TASK GOAL — Lines containing the word "JSON" in the data below: say how many, with no other text.

[Stored data]
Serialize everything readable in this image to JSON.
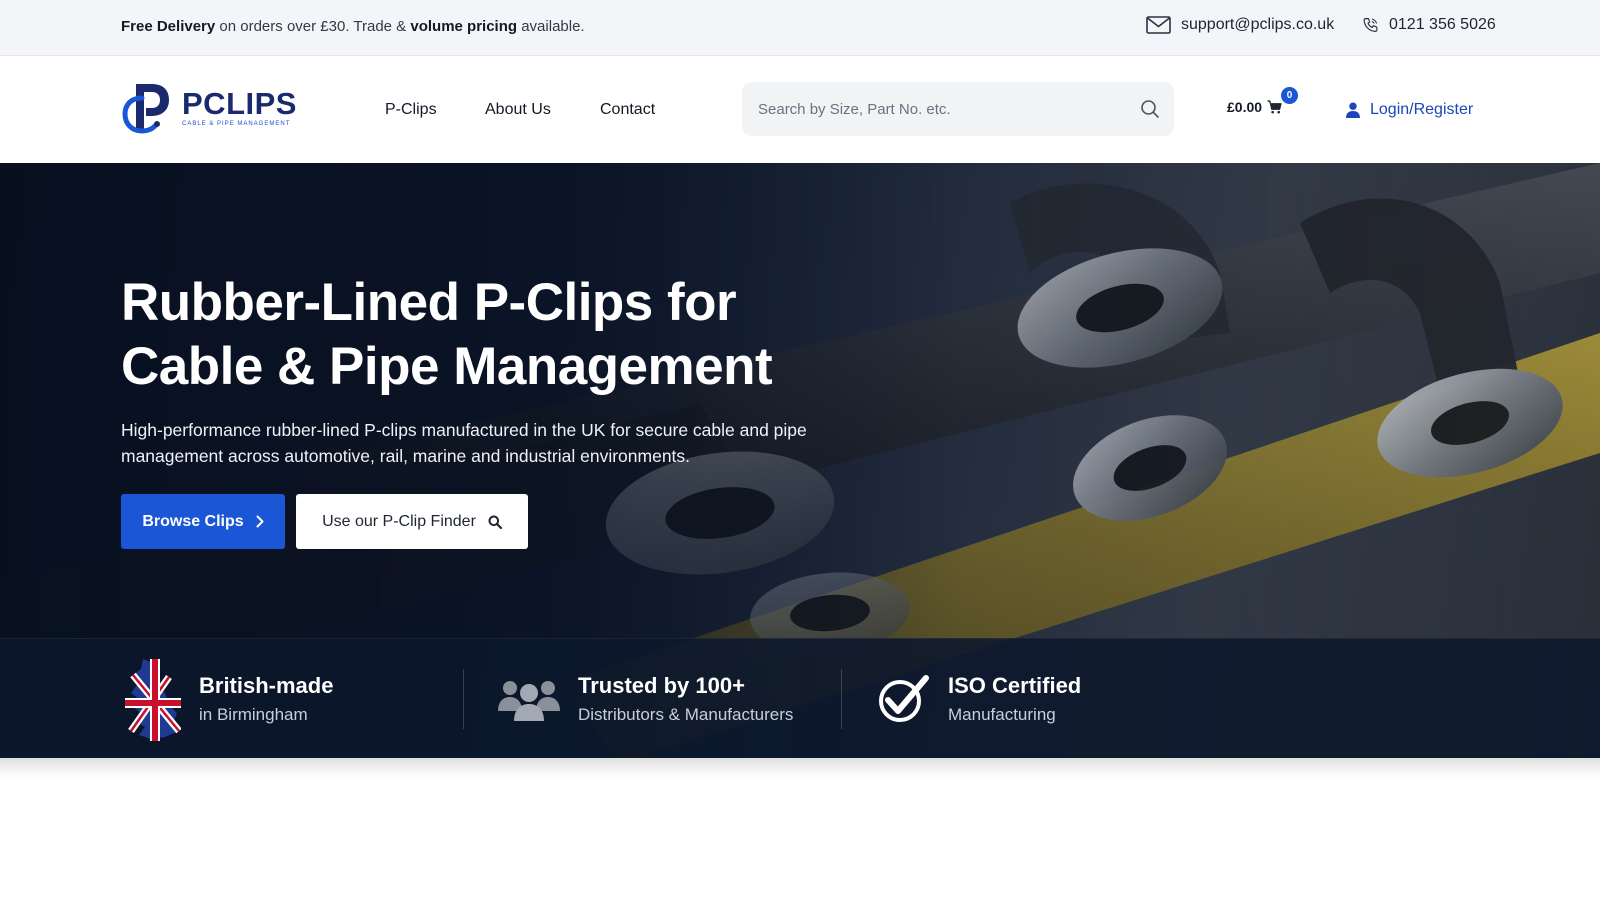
{
  "topbar": {
    "promo_bold1": "Free Delivery",
    "promo_text1": " on orders over £30. Trade & ",
    "promo_bold2": "volume pricing",
    "promo_text2": " available.",
    "email": "support@pclips.co.uk",
    "phone": "0121 356 5026"
  },
  "header": {
    "logo_name": "PCLIPS",
    "logo_tagline": "CABLE & PIPE MANAGEMENT",
    "nav": [
      {
        "label": "P-Clips"
      },
      {
        "label": "About Us"
      },
      {
        "label": "Contact"
      }
    ],
    "search_placeholder": "Search by Size, Part No. etc.",
    "cart_total": "£0.00",
    "cart_count": "0",
    "login_label": "Login/Register"
  },
  "hero": {
    "title_line1": "Rubber-Lined P-Clips for",
    "title_line2": "Cable & Pipe Management",
    "subtitle": "High-performance rubber-lined P-clips manufactured in the UK for secure cable and pipe management across automotive, rail, marine and industrial environments.",
    "primary_button": "Browse Clips",
    "secondary_button": "Use our P-Clip Finder"
  },
  "trust": [
    {
      "title": "British-made",
      "subtitle": "in Birmingham",
      "icon": "uk-map-flag-icon"
    },
    {
      "title": "Trusted by 100+",
      "subtitle": "Distributors & Manufacturers",
      "icon": "people-group-icon"
    },
    {
      "title": "ISO Certified",
      "subtitle": "Manufacturing",
      "icon": "check-circle-icon"
    }
  ],
  "colors": {
    "brand_blue": "#1a56d6",
    "logo_navy": "#1a2a6c",
    "hero_bg": "#0d1729"
  }
}
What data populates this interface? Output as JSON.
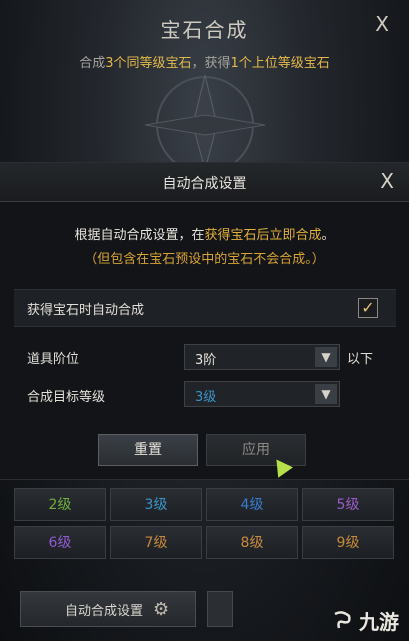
{
  "background": {
    "title": "宝石合成",
    "close": "X",
    "subtitle_parts": [
      "合成",
      "3个同等级宝石",
      "，获得",
      "1个上位等级宝石"
    ],
    "grades": [
      "2级",
      "3级",
      "4级",
      "5级",
      "6级",
      "7级",
      "8级",
      "9级"
    ],
    "auto_button_label": "自动合成设置"
  },
  "modal": {
    "title": "自动合成设置",
    "close": "X",
    "desc_line1_parts": [
      "根据自动合成设置，在",
      "获得宝石后立即合成",
      "。"
    ],
    "desc_line2": "（但包含在宝石预设中的宝石不会合成。）",
    "auto_label": "获得宝石时自动合成",
    "auto_checked": true,
    "item_tier_label": "道具阶位",
    "item_tier_value": "3阶",
    "item_tier_suffix": "以下",
    "target_label": "合成目标等级",
    "target_value": "3级",
    "reset_label": "重置",
    "apply_label": "应用"
  },
  "watermark": "九游",
  "colors": {
    "highlight": "#e2b03c",
    "target_value": "#3b94c8"
  }
}
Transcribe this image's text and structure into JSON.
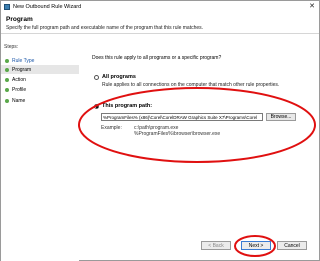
{
  "window": {
    "title": "New Outbound Rule Wizard",
    "close_glyph": "✕"
  },
  "header": {
    "title": "Program",
    "description": "Specify the full program path and executable name of the program that this rule matches."
  },
  "steps": {
    "label": "Steps:",
    "items": [
      {
        "label": "Rule Type",
        "link": true,
        "active": false
      },
      {
        "label": "Program",
        "link": false,
        "active": true
      },
      {
        "label": "Action",
        "link": false,
        "active": false
      },
      {
        "label": "Profile",
        "link": false,
        "active": false
      },
      {
        "label": "Name",
        "link": false,
        "active": false
      }
    ]
  },
  "main": {
    "question": "Does this rule apply to all programs or a specific program?",
    "all_programs": {
      "label": "All programs",
      "description": "Rule applies to all connections on the computer that match other rule properties.",
      "checked": false
    },
    "this_program": {
      "label": "This program path:",
      "checked": true,
      "path_value": "%ProgramFiles% (x86)\\Corel\\CorelDRAW Graphics Suite X7\\Programs\\Corel",
      "browse_label": "Browse..."
    },
    "example": {
      "label": "Example:",
      "line1": "c:\\path\\program.exe",
      "line2": "%ProgramFiles%\\browser\\browser.exe"
    }
  },
  "footer": {
    "back_label": "< Back",
    "next_label": "Next >",
    "cancel_label": "Cancel"
  },
  "colors": {
    "step_dot": "#5aa84a",
    "annotation": "#e01010",
    "link": "#1a56a8"
  }
}
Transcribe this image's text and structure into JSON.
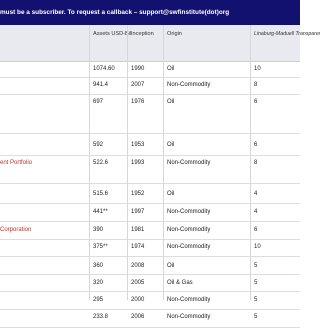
{
  "banner": {
    "text": "must be a subscriber. To request a callback – support@swfinstitute(dot)org"
  },
  "table": {
    "headers": {
      "assets": "Assets USD-Bil",
      "inception": "Inception",
      "origin": "Origin",
      "rating": "Linaburg-Maduell Transparency Ind"
    },
    "rows": [
      {
        "name": "",
        "assets": "1074.60",
        "inception": "1990",
        "origin": "Oil",
        "rating": "10"
      },
      {
        "name": "",
        "assets": "941.4",
        "inception": "2007",
        "origin": "Non-Commodity",
        "rating": "8"
      },
      {
        "name": "",
        "assets": "697",
        "inception": "1976",
        "origin": "Oil",
        "rating": "6"
      },
      {
        "name": "",
        "assets": "592",
        "inception": "1953",
        "origin": "Oil",
        "rating": "6"
      },
      {
        "name": "ent Portfolio",
        "assets": "522.6",
        "inception": "1993",
        "origin": "Non-Commodity",
        "rating": "8"
      },
      {
        "name": "",
        "assets": "515.6",
        "inception": "1952",
        "origin": "Oil",
        "rating": "4"
      },
      {
        "name": "",
        "assets": "441**",
        "inception": "1997",
        "origin": "Non-Commodity",
        "rating": "4"
      },
      {
        "name": "Corporation",
        "assets": "390",
        "inception": "1981",
        "origin": "Non-Commodity",
        "rating": "6"
      },
      {
        "name": "",
        "assets": "375**",
        "inception": "1974",
        "origin": "Non-Commodity",
        "rating": "10"
      },
      {
        "name": "",
        "assets": "360",
        "inception": "2008",
        "origin": "Oil",
        "rating": "5"
      },
      {
        "name": "",
        "assets": "320",
        "inception": "2005",
        "origin": "Oil & Gas",
        "rating": "5"
      },
      {
        "name": "",
        "assets": "295",
        "inception": "2000",
        "origin": "Non-Commodity",
        "rating": "5"
      },
      {
        "name": "",
        "assets": "233.8",
        "inception": "2006",
        "origin": "Non-Commodity",
        "rating": "5"
      }
    ]
  }
}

TASK OUTPUT — 4